Concerns about the impact of protectionist regulations on M&A are rising. Globally, 54 percent of dealmakers believe national security and antitrust matters will sink more deals this year than European data privacy and #MeToo issues combined, according to the results from a recent Merrill Insight poll.
Nowhere is this concern more evident than in some of the major proposed health-care tie-ups from last year. For instance, in late March the FTC filed a second request regarding Bristol-Myers Squibb’s planned purchase of Celgene.
Aetna’s sale to CVS Health last year has also gone through an antitrust roller coaster ride, with Judge Richard Leon of the U.S. District Court for the District of Columbia most recently throwing a spanner in the newly finalized acquisition by asking for more time to review the proposed antitrust settlement.
Adding to the regulatory uncertainty, the 2018 U.S. elections brought in a wave of legislators promising to crack down on high drug prices and corporate consolidation. Several 2020 U.S. presidential candidates also plan to tighten the antitrust screws if elected.
It’s no wonder that health-care executives appear to be getting cold feet, pulling back on big deals. Instead, split-ups and spin-offs seem to be the tactic of the day. Some recent examples include Novartis spinning out Alcon, GlaxoSmithKline and Pfizer announcing plans to split off and merge their consumer health division and Eli Lilly’s September listing of Elanco.
Additional spin-outs and divestitures seem likely, driven by cash-rich specialist private equity firms and activist shareholders. For instance, several Bristol-Myers shareholders have come out in opposition to the Celgene merger.
But while the vagaries of regulatory regimes and activist shareholders may be out of dealmakers’ control, health-care executives can take several practical measures to mitigate the risks of deal failure.
Steps to Mitigating Risk
First, and most obviously, hire good lawyers far in advance of any transaction announcement. And remember that for many health-care companies, the regulatory process is global, not local. Often, executives will focus on the jurisdiction they are most familiar with and underestimate, for instance, the time it takes to work through Chinese M&A regulatory approval processes.
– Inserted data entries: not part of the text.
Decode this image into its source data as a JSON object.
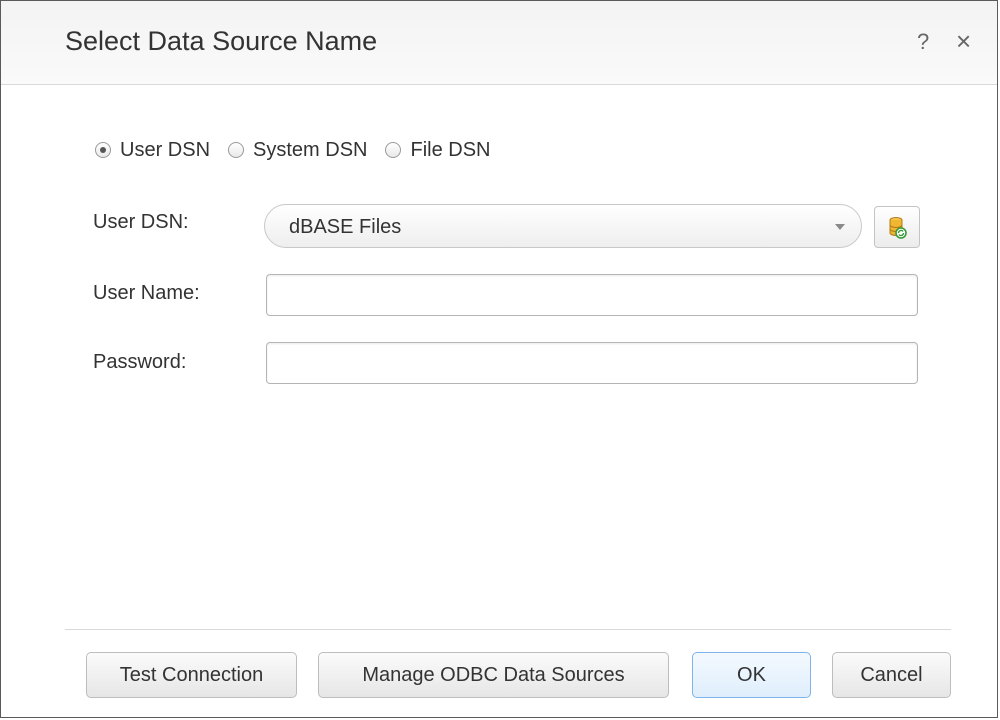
{
  "dialog": {
    "title": "Select Data Source Name",
    "help_icon": "?",
    "close_icon": "×"
  },
  "dsn_type": {
    "options": [
      {
        "label": "User DSN",
        "checked": true
      },
      {
        "label": "System DSN",
        "checked": false
      },
      {
        "label": "File DSN",
        "checked": false
      }
    ]
  },
  "form": {
    "user_dsn_label": "User DSN:",
    "user_dsn_value": "dBASE Files",
    "refresh_icon": "database-refresh-icon",
    "user_name_label": "User Name:",
    "user_name_value": "",
    "password_label": "Password:",
    "password_value": ""
  },
  "buttons": {
    "test_connection": "Test Connection",
    "manage_odbc": "Manage ODBC Data Sources",
    "ok": "OK",
    "cancel": "Cancel"
  },
  "colors": {
    "primary_button_border": "#7eb4ea",
    "refresh_icon_accent": "#e0a526"
  }
}
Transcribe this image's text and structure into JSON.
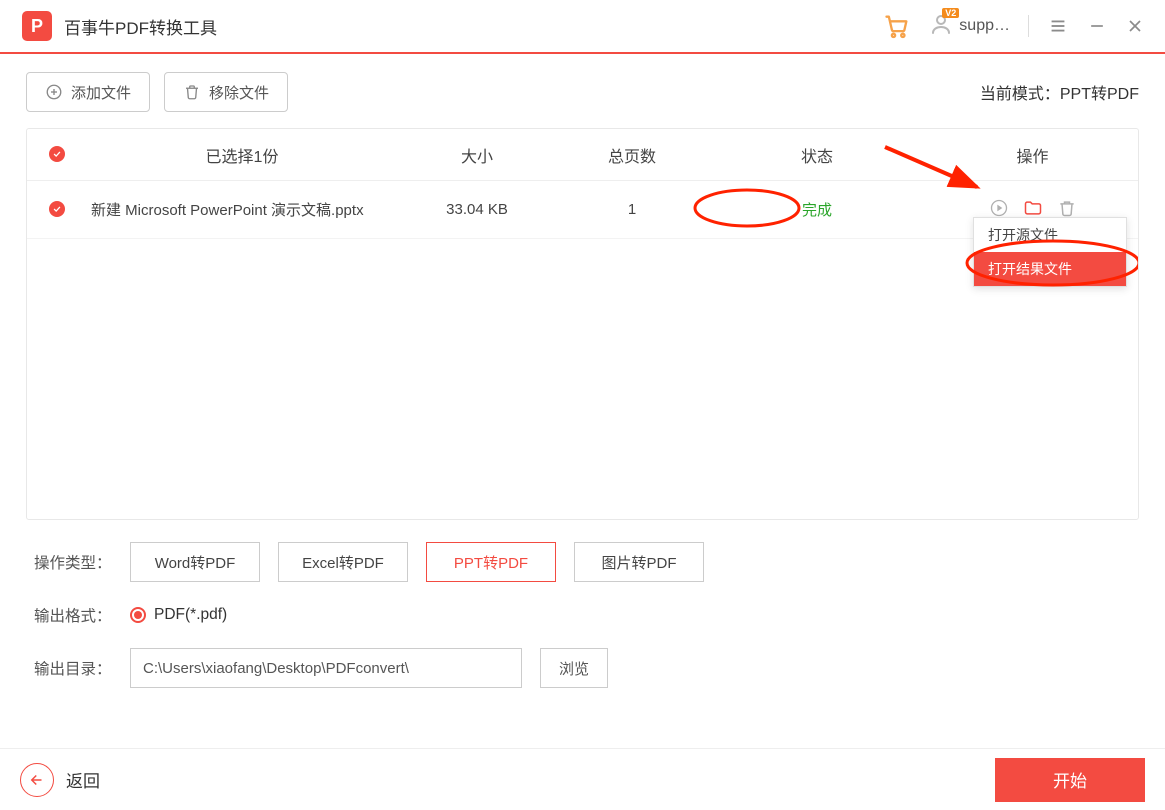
{
  "app": {
    "title": "百事牛PDF转换工具",
    "logo_letter": "P"
  },
  "header": {
    "user_label": "supp…",
    "badge": "V2"
  },
  "toolbar": {
    "add_label": "添加文件",
    "remove_label": "移除文件",
    "mode_prefix": "当前模式：",
    "mode_value": "PPT转PDF"
  },
  "table": {
    "head": {
      "name": "已选择1份",
      "size": "大小",
      "pages": "总页数",
      "status": "状态",
      "ops": "操作"
    },
    "rows": [
      {
        "name": "新建 Microsoft PowerPoint 演示文稿.pptx",
        "size": "33.04 KB",
        "pages": "1",
        "status": "完成"
      }
    ]
  },
  "menu": {
    "open_source": "打开源文件",
    "open_result": "打开结果文件"
  },
  "options": {
    "type_label": "操作类型：",
    "types": [
      {
        "label": "Word转PDF",
        "active": false
      },
      {
        "label": "Excel转PDF",
        "active": false
      },
      {
        "label": "PPT转PDF",
        "active": true
      },
      {
        "label": "图片转PDF",
        "active": false
      }
    ],
    "format_label": "输出格式：",
    "format_value": "PDF(*.pdf)",
    "dir_label": "输出目录：",
    "dir_value": "C:\\Users\\xiaofang\\Desktop\\PDFconvert\\",
    "browse": "浏览"
  },
  "footer": {
    "back": "返回",
    "start": "开始"
  }
}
Second, make information security a central focus. When we asked dealmakers what they thought would sink the most deals next year, the EU data protection law (GDPR) and data privacy followed closely after regulatory concerns, with 43 percent of U.S. M&A professionals listing GDPR compliance as their top concern.
Data privacy risks are particularly acute in health-care, where additional laws protecting patient privacy like the U.S. Health Insurance Portability and Accountability Act of 1996 (HIPAA), as well as a central focus on sensitive IP and R&D, necessitate stricter information controls than in most other industries. HIPAA, for instance, entails certain data housing requirements not provided by all document management platforms.
Finally, stay organized. Large M&A deals grind forward slowly, often involve project teams stretching into the hundreds, with numerous jurisdictions, regulatory authorities and internal and external stakeholders. Transactions must be project managed the same way any other large-scale transformation program is run, with clear assignment of ownership, workstreams and tasks.
Keeping documents up-to-date and organized for the long haul is a critical part of this process. For instance, on the drug development side, taking a drug from initial research to Phase II or Phase III typically requires multiple funding rounds, a stock exchange listing, licensing, partnerships and often an acquisition or secondary IPO. That’s a lot of work!
Where we see many health-care startups fail is when the financing falls apart. A contributing factor is that the company’s management, often a small group of scientists, overlooks how challenging managing the document review process can be on the financial side of things.
Health-Care Outlook Remains Strong
Despite these challenges, the health-care M&A pipeline remains robust. Corporate carve-outs, activist shareholders and private equity dry powder seem set to drive billion-dollar activity in the short to medium term.
In fact, at Merrill Corp. we saw a 5 percent increase in the number of health-care projects we helped manage last year, which continued a 39 percent increase in the number of health-care projects we’ve handled over the last five years.
Additionally, US health-care hubs such as San Francisco, Boston, New York and New Jersey launch new biotech, health-care technology and medical device start-ups almost daily. The field of oncology shows huge promise, as do companies focused on disrupting the way health-care does business. For instance, there are many promising health-care insurance startups focused on improving the patient experience. To me, that’s incredibly exciting news and cause for optimism.
This column does not necessarily reflect the opinion of The Bureau of National Affairs, Inc. or its owners.
Rusty Wiley is chief executive officer for Merrill Corporation. Merrill is a leading global SaaS provider for professionals in the M&A community, and helps power secure, intelligent due diligence and enterprise collaboration for thousands of deals in more than 170 countries.